Write the data out again exactly, dropping any images it holds.

▶ **Task data**

######

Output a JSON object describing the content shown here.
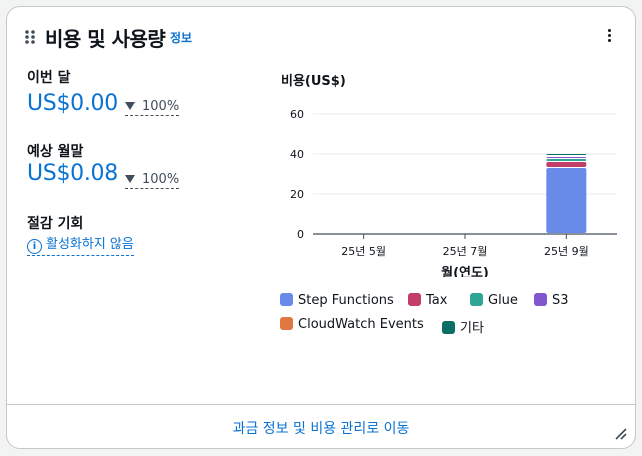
{
  "widget": {
    "title": "비용 및 사용량",
    "info_link": "정보",
    "icons": {
      "drag": "drag-handle-icon",
      "menu": "kebab-menu-icon",
      "resize": "resize-handle-icon",
      "info": "info-circle-icon",
      "trend": "caret-down-icon"
    }
  },
  "metrics": {
    "current_month": {
      "label": "이번 달",
      "value": "US$0.00",
      "change": "100%"
    },
    "forecast": {
      "label": "예상 월말",
      "value": "US$0.08",
      "change": "100%"
    },
    "savings": {
      "label": "절감 기회",
      "link": "활성화하지 않음"
    }
  },
  "chart_data": {
    "type": "bar",
    "stacked": true,
    "title": "비용(US$)",
    "xlabel": "월(연도)",
    "ylabel": "",
    "categories": [
      "25년 5월",
      "25년 7월",
      "25년 9월"
    ],
    "yticks": [
      0,
      20,
      40,
      60
    ],
    "ylim": [
      0,
      60
    ],
    "grid": true,
    "series": [
      {
        "name": "Step Functions",
        "color": "#688ae8",
        "values": [
          0,
          0,
          33
        ]
      },
      {
        "name": "Tax",
        "color": "#c33d69",
        "values": [
          0,
          0,
          3
        ]
      },
      {
        "name": "Glue",
        "color": "#2ea597",
        "values": [
          0,
          0,
          1.5
        ]
      },
      {
        "name": "S3",
        "color": "#8456ce",
        "values": [
          0,
          0,
          1
        ]
      },
      {
        "name": "CloudWatch Events",
        "color": "#e07941",
        "values": [
          0,
          0,
          0.5
        ]
      },
      {
        "name": "기타",
        "color": "#096f64",
        "values": [
          0,
          0,
          1
        ]
      }
    ],
    "legend_position": "bottom"
  },
  "footer": {
    "link": "과금 정보 및 비용 관리로 이동"
  }
}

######

▶ **Response for this exercise**
Output a JSON object describing the content shown here.
{
  "widget": {
    "title": "비용 및 사용량",
    "info_link": "정보",
    "icons": {
      "drag": "drag-handle-icon",
      "menu": "kebab-menu-icon",
      "resize": "resize-handle-icon",
      "info": "info-circle-icon",
      "trend": "caret-down-icon"
    }
  },
  "metrics": {
    "current_month": {
      "label": "이번 달",
      "value": "US$0.00",
      "change": "100%"
    },
    "forecast": {
      "label": "예상 월말",
      "value": "US$0.08",
      "change": "100%"
    },
    "savings": {
      "label": "절감 기회",
      "link": "활성화하지 않음"
    }
  },
  "chart_data": {
    "type": "bar",
    "stacked": true,
    "title": "비용(US$)",
    "xlabel": "월(연도)",
    "ylabel": "",
    "categories": [
      "25년 5월",
      "25년 7월",
      "25년 9월"
    ],
    "yticks": [
      0,
      20,
      40,
      60
    ],
    "ylim": [
      0,
      60
    ],
    "grid": true,
    "series": [
      {
        "name": "Step Functions",
        "color": "#688ae8",
        "values": [
          0,
          0,
          33
        ]
      },
      {
        "name": "Tax",
        "color": "#c33d69",
        "values": [
          0,
          0,
          3
        ]
      },
      {
        "name": "Glue",
        "color": "#2ea597",
        "values": [
          0,
          0,
          1.5
        ]
      },
      {
        "name": "S3",
        "color": "#8456ce",
        "values": [
          0,
          0,
          1
        ]
      },
      {
        "name": "CloudWatch Events",
        "color": "#e07941",
        "values": [
          0,
          0,
          0.5
        ]
      },
      {
        "name": "기타",
        "color": "#096f64",
        "values": [
          0,
          0,
          1
        ]
      }
    ],
    "legend_position": "bottom"
  },
  "footer": {
    "link": "과금 정보 및 비용 관리로 이동"
  }
}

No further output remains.